In the records below, find each line that holds "Buah" and return it.

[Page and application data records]
........

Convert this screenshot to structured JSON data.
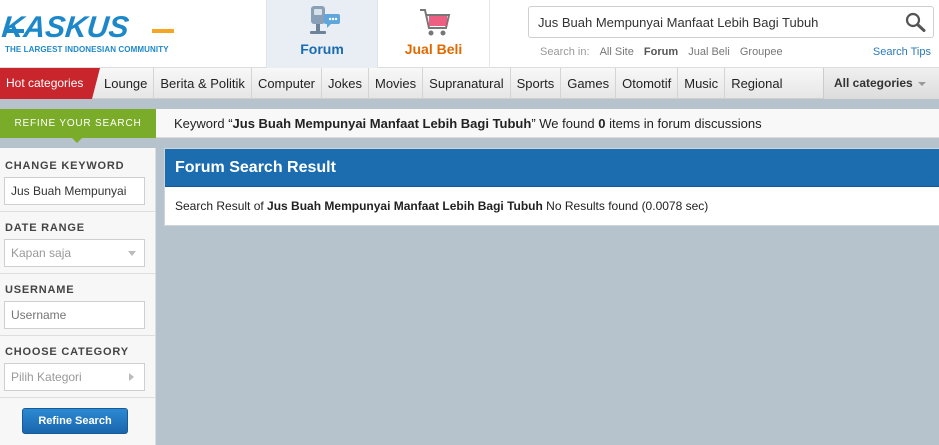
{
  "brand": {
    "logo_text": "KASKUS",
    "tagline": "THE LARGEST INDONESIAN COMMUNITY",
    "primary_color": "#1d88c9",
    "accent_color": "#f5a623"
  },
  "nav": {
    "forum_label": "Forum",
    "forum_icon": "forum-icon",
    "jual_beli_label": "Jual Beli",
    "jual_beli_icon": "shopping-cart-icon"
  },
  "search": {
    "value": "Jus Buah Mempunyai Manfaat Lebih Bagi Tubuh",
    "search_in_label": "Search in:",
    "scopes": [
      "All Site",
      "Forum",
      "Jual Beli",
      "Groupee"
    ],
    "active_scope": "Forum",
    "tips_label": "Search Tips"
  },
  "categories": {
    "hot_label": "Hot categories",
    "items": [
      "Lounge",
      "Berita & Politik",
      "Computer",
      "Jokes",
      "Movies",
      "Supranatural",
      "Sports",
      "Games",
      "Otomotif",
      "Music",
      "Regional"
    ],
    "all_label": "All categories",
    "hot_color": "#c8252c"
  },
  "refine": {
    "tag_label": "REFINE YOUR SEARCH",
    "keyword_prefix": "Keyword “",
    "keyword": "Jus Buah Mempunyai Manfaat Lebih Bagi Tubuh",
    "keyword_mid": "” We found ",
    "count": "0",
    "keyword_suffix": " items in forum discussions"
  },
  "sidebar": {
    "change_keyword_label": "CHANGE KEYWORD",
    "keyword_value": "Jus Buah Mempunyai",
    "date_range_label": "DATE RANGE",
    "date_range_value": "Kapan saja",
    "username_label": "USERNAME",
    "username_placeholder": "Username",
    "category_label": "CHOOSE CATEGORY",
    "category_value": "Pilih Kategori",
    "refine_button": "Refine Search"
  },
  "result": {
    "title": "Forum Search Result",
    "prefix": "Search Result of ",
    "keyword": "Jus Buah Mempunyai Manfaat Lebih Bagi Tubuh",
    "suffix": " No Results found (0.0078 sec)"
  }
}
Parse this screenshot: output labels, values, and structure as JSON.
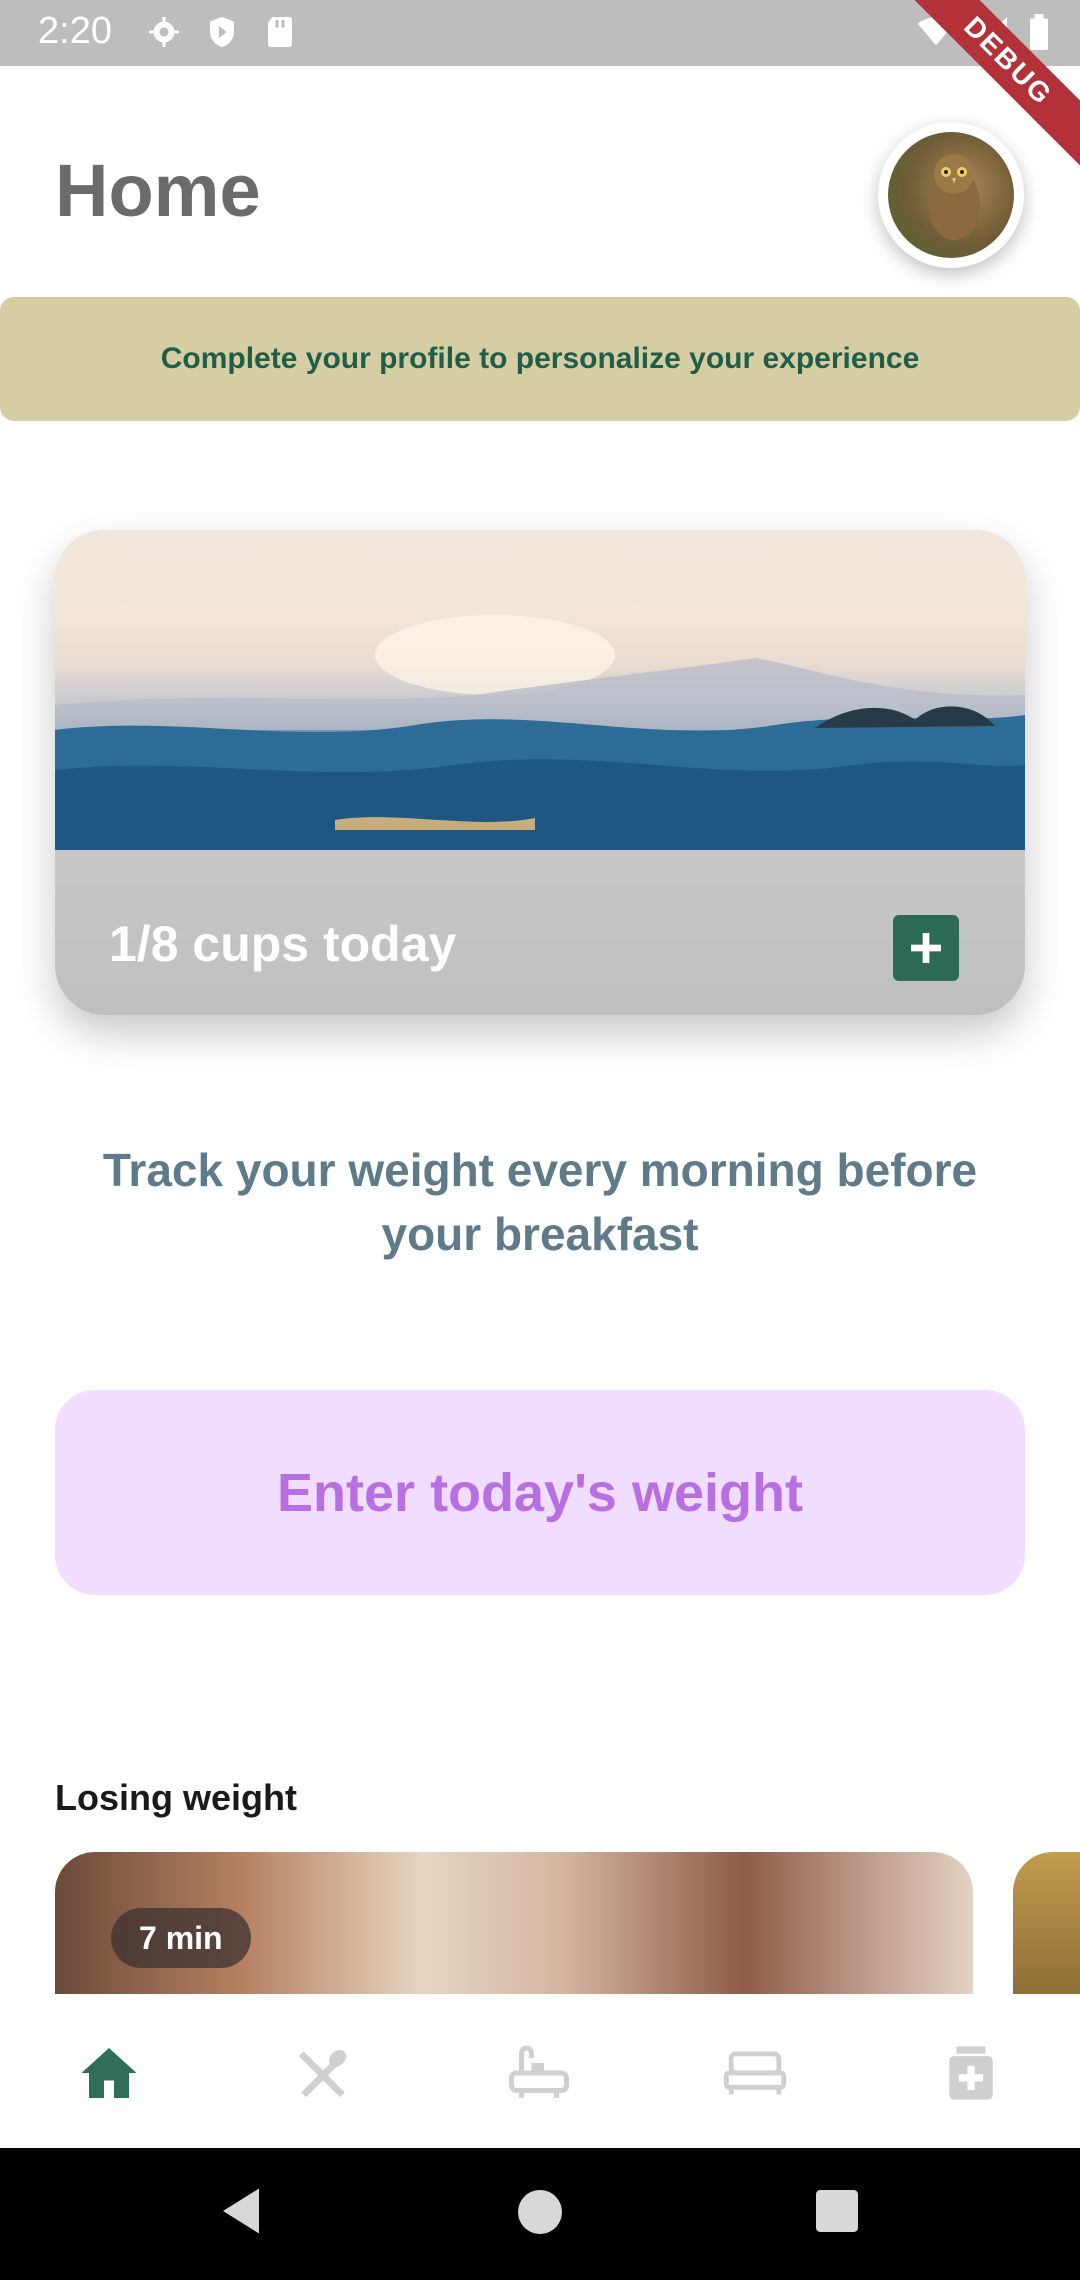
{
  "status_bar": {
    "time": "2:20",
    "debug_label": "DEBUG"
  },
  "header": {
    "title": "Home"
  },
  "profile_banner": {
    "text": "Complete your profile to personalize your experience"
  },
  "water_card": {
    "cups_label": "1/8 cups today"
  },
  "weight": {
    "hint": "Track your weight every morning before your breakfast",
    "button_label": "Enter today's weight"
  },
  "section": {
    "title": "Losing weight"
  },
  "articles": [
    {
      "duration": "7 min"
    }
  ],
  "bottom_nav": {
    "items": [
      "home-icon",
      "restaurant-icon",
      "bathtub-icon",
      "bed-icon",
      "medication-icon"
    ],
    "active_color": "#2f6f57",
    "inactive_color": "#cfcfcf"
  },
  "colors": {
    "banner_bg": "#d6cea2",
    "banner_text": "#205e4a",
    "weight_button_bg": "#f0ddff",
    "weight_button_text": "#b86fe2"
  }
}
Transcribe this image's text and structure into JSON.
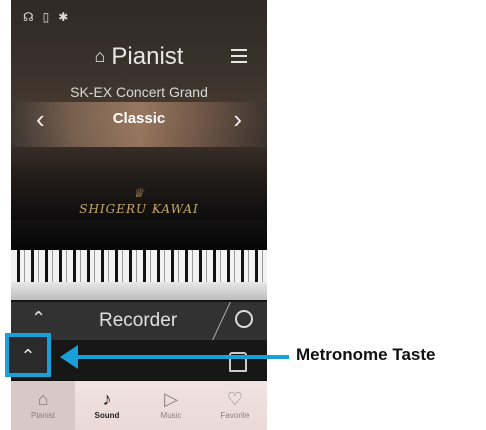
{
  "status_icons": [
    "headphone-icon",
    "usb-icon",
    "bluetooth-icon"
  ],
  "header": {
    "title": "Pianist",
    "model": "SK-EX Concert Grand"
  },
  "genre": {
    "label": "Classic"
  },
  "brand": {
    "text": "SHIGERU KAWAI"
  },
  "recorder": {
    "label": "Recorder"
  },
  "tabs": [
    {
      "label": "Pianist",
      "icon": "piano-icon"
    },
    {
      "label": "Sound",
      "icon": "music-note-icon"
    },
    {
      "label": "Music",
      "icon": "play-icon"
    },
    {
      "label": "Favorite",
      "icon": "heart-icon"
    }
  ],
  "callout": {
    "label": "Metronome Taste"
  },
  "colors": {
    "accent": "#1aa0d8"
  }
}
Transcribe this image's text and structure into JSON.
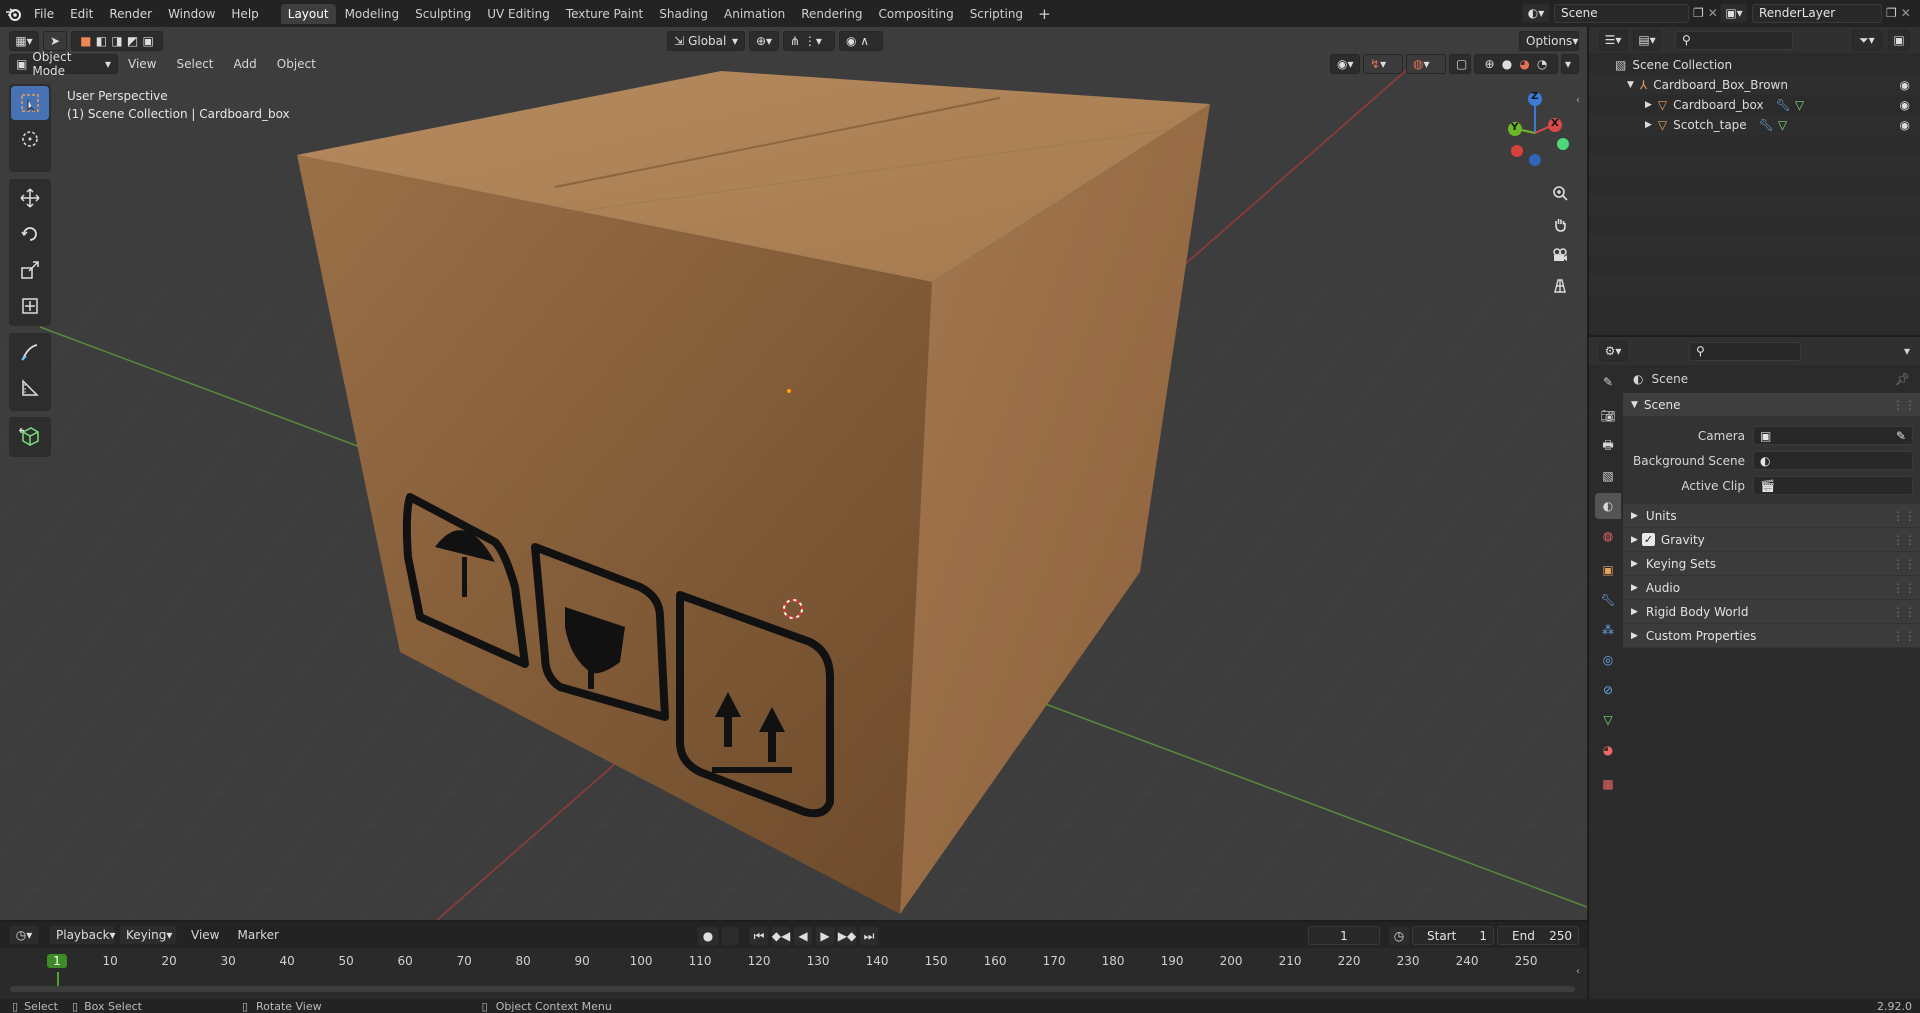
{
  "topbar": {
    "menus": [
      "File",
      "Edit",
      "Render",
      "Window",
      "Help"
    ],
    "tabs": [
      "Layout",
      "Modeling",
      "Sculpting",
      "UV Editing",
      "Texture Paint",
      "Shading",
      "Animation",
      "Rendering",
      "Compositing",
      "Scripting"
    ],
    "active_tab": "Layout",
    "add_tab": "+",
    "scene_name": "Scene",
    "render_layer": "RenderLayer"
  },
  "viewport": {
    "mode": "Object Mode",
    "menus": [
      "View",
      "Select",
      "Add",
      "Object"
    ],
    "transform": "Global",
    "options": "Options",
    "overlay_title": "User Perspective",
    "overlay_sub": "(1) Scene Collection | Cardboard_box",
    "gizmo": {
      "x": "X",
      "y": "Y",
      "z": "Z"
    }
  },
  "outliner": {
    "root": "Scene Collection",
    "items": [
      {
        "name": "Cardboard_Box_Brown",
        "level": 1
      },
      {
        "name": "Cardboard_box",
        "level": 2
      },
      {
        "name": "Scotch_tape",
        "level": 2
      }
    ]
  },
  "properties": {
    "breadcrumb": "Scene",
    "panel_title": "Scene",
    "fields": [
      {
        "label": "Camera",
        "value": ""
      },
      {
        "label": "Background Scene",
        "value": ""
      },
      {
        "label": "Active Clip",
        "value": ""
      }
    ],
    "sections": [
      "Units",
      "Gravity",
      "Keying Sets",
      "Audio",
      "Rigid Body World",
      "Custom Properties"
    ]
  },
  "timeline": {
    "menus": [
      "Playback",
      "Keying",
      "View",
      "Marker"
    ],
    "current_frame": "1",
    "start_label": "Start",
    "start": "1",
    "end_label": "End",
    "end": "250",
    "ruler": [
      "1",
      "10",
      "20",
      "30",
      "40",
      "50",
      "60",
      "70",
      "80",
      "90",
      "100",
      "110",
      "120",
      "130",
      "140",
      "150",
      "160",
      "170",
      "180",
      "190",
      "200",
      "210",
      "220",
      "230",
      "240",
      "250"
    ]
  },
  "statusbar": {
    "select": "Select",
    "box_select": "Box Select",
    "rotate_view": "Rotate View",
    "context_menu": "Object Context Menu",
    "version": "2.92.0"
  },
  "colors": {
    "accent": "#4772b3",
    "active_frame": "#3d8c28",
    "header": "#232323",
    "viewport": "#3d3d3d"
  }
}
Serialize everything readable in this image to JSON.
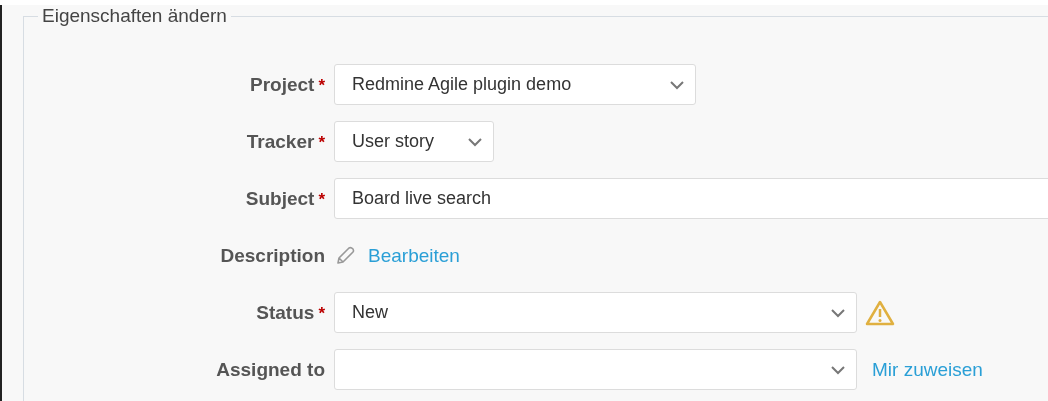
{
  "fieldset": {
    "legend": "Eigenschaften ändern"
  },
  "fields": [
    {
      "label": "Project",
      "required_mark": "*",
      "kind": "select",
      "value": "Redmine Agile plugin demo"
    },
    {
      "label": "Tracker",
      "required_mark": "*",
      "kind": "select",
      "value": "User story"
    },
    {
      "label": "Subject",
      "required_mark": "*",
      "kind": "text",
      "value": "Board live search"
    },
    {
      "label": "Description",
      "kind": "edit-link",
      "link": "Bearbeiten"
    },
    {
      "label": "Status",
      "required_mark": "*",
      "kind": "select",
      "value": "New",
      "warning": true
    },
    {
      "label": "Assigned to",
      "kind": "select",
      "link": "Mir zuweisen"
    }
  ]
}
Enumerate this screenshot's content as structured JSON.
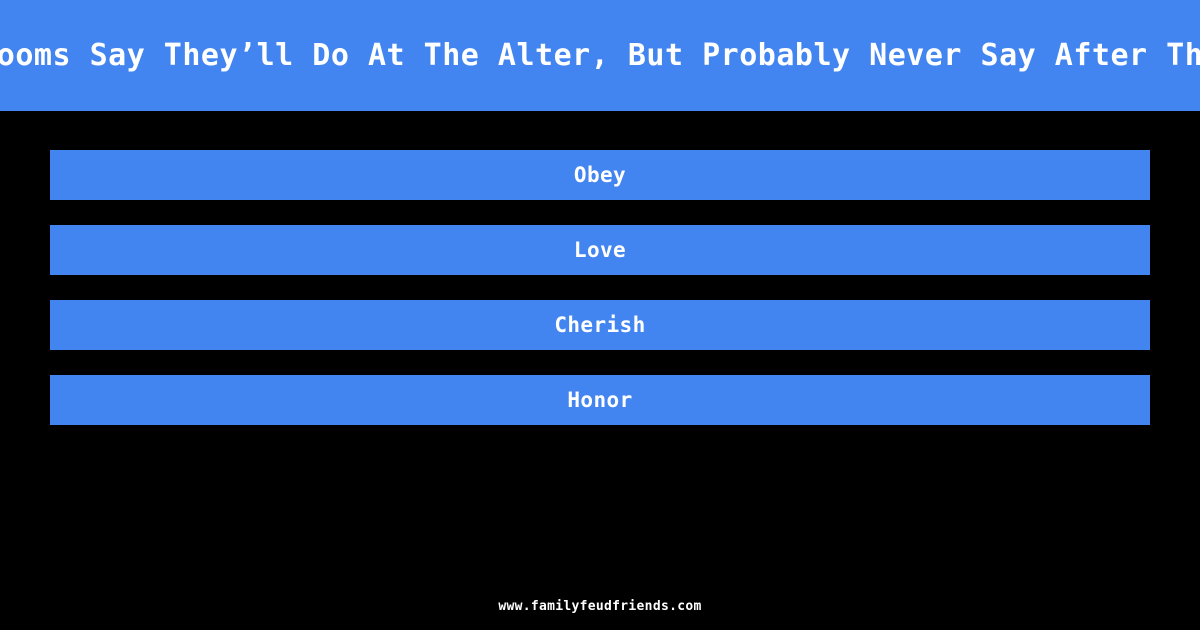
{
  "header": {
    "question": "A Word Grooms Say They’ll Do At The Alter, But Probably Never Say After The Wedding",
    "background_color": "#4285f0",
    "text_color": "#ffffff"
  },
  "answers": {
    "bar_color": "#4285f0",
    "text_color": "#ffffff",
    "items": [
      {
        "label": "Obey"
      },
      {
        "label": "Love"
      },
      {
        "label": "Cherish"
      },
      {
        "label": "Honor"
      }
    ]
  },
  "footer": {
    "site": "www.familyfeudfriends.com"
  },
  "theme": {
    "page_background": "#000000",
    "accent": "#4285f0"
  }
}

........

### PROBLEM SOLUTION
    "value": "Jus Buah Mempunyai Manfaat Lebih Bagi Tubuh",
    "keyword": "Jus Buah Mempunyai Manfaat Lebih Bagi Tubuh",
    "keyword_value": "Jus Buah Mempunyai",
    "keyword": "Jus Buah Mempunyai Manfaat Lebih Bagi Tubuh",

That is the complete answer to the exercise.